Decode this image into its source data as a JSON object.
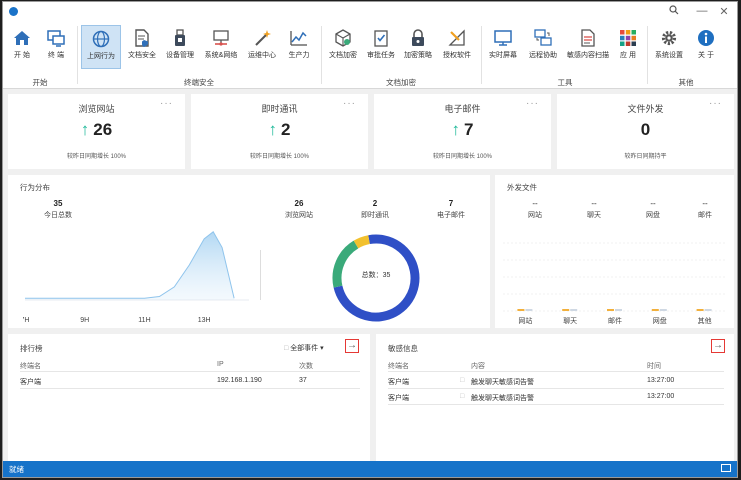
{
  "titlebar": {
    "search_icon": "search-icon",
    "minimize": "—",
    "close": "✕"
  },
  "ribbon": {
    "groups": [
      {
        "label": "开始"
      },
      {
        "label": "终端安全"
      },
      {
        "label": "文档加密"
      },
      {
        "label": "工具"
      },
      {
        "label": "其他"
      }
    ],
    "items": [
      {
        "label": "开 始",
        "icon": "home-icon"
      },
      {
        "label": "终 端",
        "icon": "terminal-icon"
      },
      {
        "label": "上网行为",
        "icon": "globe-icon"
      },
      {
        "label": "文档安全",
        "icon": "document-shield-icon"
      },
      {
        "label": "设备管理",
        "icon": "usb-icon"
      },
      {
        "label": "系统&网络",
        "icon": "network-icon"
      },
      {
        "label": "运维中心",
        "icon": "wand-icon"
      },
      {
        "label": "生产力",
        "icon": "chart-icon"
      },
      {
        "label": "文档加密",
        "icon": "encrypt-box-icon"
      },
      {
        "label": "审批任务",
        "icon": "checklist-icon"
      },
      {
        "label": "加密策略",
        "icon": "lock-icon"
      },
      {
        "label": "授权软件",
        "icon": "ruler-icon"
      },
      {
        "label": "实时屏幕",
        "icon": "monitor-icon"
      },
      {
        "label": "远程协助",
        "icon": "remote-icon"
      },
      {
        "label": "敏感内容扫描",
        "icon": "scan-doc-icon"
      },
      {
        "label": "应 用",
        "icon": "apps-grid-icon"
      },
      {
        "label": "系统设置",
        "icon": "gear-icon"
      },
      {
        "label": "关 于",
        "icon": "info-icon"
      }
    ]
  },
  "cards": [
    {
      "title": "浏览网站",
      "value": "26",
      "trend": "up",
      "footer": "较昨日同期增长 100%"
    },
    {
      "title": "即时通讯",
      "value": "2",
      "trend": "up",
      "footer": "较昨日同期增长 100%"
    },
    {
      "title": "电子邮件",
      "value": "7",
      "trend": "up",
      "footer": "较昨日同期增长 100%"
    },
    {
      "title": "文件外发",
      "value": "0",
      "trend": "none",
      "footer": "较昨日同期持平"
    }
  ],
  "behavior": {
    "title": "行为分布",
    "total_value": "35",
    "total_label": "今日总数",
    "stats": [
      {
        "value": "26",
        "label": "浏览网站"
      },
      {
        "value": "2",
        "label": "即时通讯"
      },
      {
        "value": "7",
        "label": "电子邮件"
      }
    ],
    "donut_label": "总数：35",
    "colors": {
      "web": "#2f4fc6",
      "im": "#f2c12e",
      "mail": "#3aaa7a"
    }
  },
  "chart_data": {
    "type": "area",
    "x_ticks": [
      "7H",
      "9H",
      "11H",
      "13H"
    ],
    "x": [
      7,
      8,
      9,
      10,
      11,
      11.5,
      12,
      12.5,
      13,
      13.3,
      13.6,
      14
    ],
    "y": [
      2,
      2,
      2,
      2,
      2,
      4,
      15,
      40,
      70,
      78,
      60,
      2
    ]
  },
  "outgoing": {
    "title": "外发文件",
    "columns": [
      {
        "value": "--",
        "label": "网站"
      },
      {
        "value": "--",
        "label": "聊天"
      },
      {
        "value": "--",
        "label": "网盘"
      },
      {
        "value": "--",
        "label": "邮件"
      }
    ],
    "bar_labels": [
      "网站",
      "聊天",
      "邮件",
      "网盘",
      "其他"
    ]
  },
  "ranking": {
    "title": "排行榜",
    "filter": "全部事件",
    "headers": [
      "终端名",
      "IP",
      "次数"
    ],
    "rows": [
      {
        "name": "客户端",
        "ip": "192.168.1.190",
        "count": "37"
      }
    ]
  },
  "sensitive": {
    "title": "敏感信息",
    "headers": [
      "终端名",
      "内容",
      "时间"
    ],
    "rows": [
      {
        "name": "客户端",
        "content": "触发聊天敏感词告警",
        "time": "13:27:00"
      },
      {
        "name": "客户端",
        "content": "触发聊天敏感词告警",
        "time": "13:27:00"
      }
    ]
  },
  "status": {
    "text": "就绪"
  }
}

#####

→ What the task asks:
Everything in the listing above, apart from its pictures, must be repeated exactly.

→ Response to this task:
Decode this image into its source data as a JSON object.
{
  "titlebar": {
    "search_icon": "search-icon",
    "minimize": "—",
    "close": "✕"
  },
  "ribbon": {
    "groups": [
      {
        "label": "开始"
      },
      {
        "label": "终端安全"
      },
      {
        "label": "文档加密"
      },
      {
        "label": "工具"
      },
      {
        "label": "其他"
      }
    ],
    "items": [
      {
        "label": "开 始",
        "icon": "home-icon"
      },
      {
        "label": "终 端",
        "icon": "terminal-icon"
      },
      {
        "label": "上网行为",
        "icon": "globe-icon"
      },
      {
        "label": "文档安全",
        "icon": "document-shield-icon"
      },
      {
        "label": "设备管理",
        "icon": "usb-icon"
      },
      {
        "label": "系统&网络",
        "icon": "network-icon"
      },
      {
        "label": "运维中心",
        "icon": "wand-icon"
      },
      {
        "label": "生产力",
        "icon": "chart-icon"
      },
      {
        "label": "文档加密",
        "icon": "encrypt-box-icon"
      },
      {
        "label": "审批任务",
        "icon": "checklist-icon"
      },
      {
        "label": "加密策略",
        "icon": "lock-icon"
      },
      {
        "label": "授权软件",
        "icon": "ruler-icon"
      },
      {
        "label": "实时屏幕",
        "icon": "monitor-icon"
      },
      {
        "label": "远程协助",
        "icon": "remote-icon"
      },
      {
        "label": "敏感内容扫描",
        "icon": "scan-doc-icon"
      },
      {
        "label": "应 用",
        "icon": "apps-grid-icon"
      },
      {
        "label": "系统设置",
        "icon": "gear-icon"
      },
      {
        "label": "关 于",
        "icon": "info-icon"
      }
    ]
  },
  "cards": [
    {
      "title": "浏览网站",
      "value": "26",
      "trend": "up",
      "footer": "较昨日同期增长 100%"
    },
    {
      "title": "即时通讯",
      "value": "2",
      "trend": "up",
      "footer": "较昨日同期增长 100%"
    },
    {
      "title": "电子邮件",
      "value": "7",
      "trend": "up",
      "footer": "较昨日同期增长 100%"
    },
    {
      "title": "文件外发",
      "value": "0",
      "trend": "none",
      "footer": "较昨日同期持平"
    }
  ],
  "behavior": {
    "title": "行为分布",
    "total_value": "35",
    "total_label": "今日总数",
    "stats": [
      {
        "value": "26",
        "label": "浏览网站"
      },
      {
        "value": "2",
        "label": "即时通讯"
      },
      {
        "value": "7",
        "label": "电子邮件"
      }
    ],
    "donut_label": "总数：35",
    "colors": {
      "web": "#2f4fc6",
      "im": "#f2c12e",
      "mail": "#3aaa7a"
    }
  },
  "chart_data": {
    "type": "area",
    "x_ticks": [
      "7H",
      "9H",
      "11H",
      "13H"
    ],
    "x": [
      7,
      8,
      9,
      10,
      11,
      11.5,
      12,
      12.5,
      13,
      13.3,
      13.6,
      14
    ],
    "y": [
      2,
      2,
      2,
      2,
      2,
      4,
      15,
      40,
      70,
      78,
      60,
      2
    ]
  },
  "outgoing": {
    "title": "外发文件",
    "columns": [
      {
        "value": "--",
        "label": "网站"
      },
      {
        "value": "--",
        "label": "聊天"
      },
      {
        "value": "--",
        "label": "网盘"
      },
      {
        "value": "--",
        "label": "邮件"
      }
    ],
    "bar_labels": [
      "网站",
      "聊天",
      "邮件",
      "网盘",
      "其他"
    ]
  },
  "ranking": {
    "title": "排行榜",
    "filter": "全部事件",
    "headers": [
      "终端名",
      "IP",
      "次数"
    ],
    "rows": [
      {
        "name": "客户端",
        "ip": "192.168.1.190",
        "count": "37"
      }
    ]
  },
  "sensitive": {
    "title": "敏感信息",
    "headers": [
      "终端名",
      "内容",
      "时间"
    ],
    "rows": [
      {
        "name": "客户端",
        "content": "触发聊天敏感词告警",
        "time": "13:27:00"
      },
      {
        "name": "客户端",
        "content": "触发聊天敏感词告警",
        "time": "13:27:00"
      }
    ]
  },
  "status": {
    "text": "就绪"
  }
}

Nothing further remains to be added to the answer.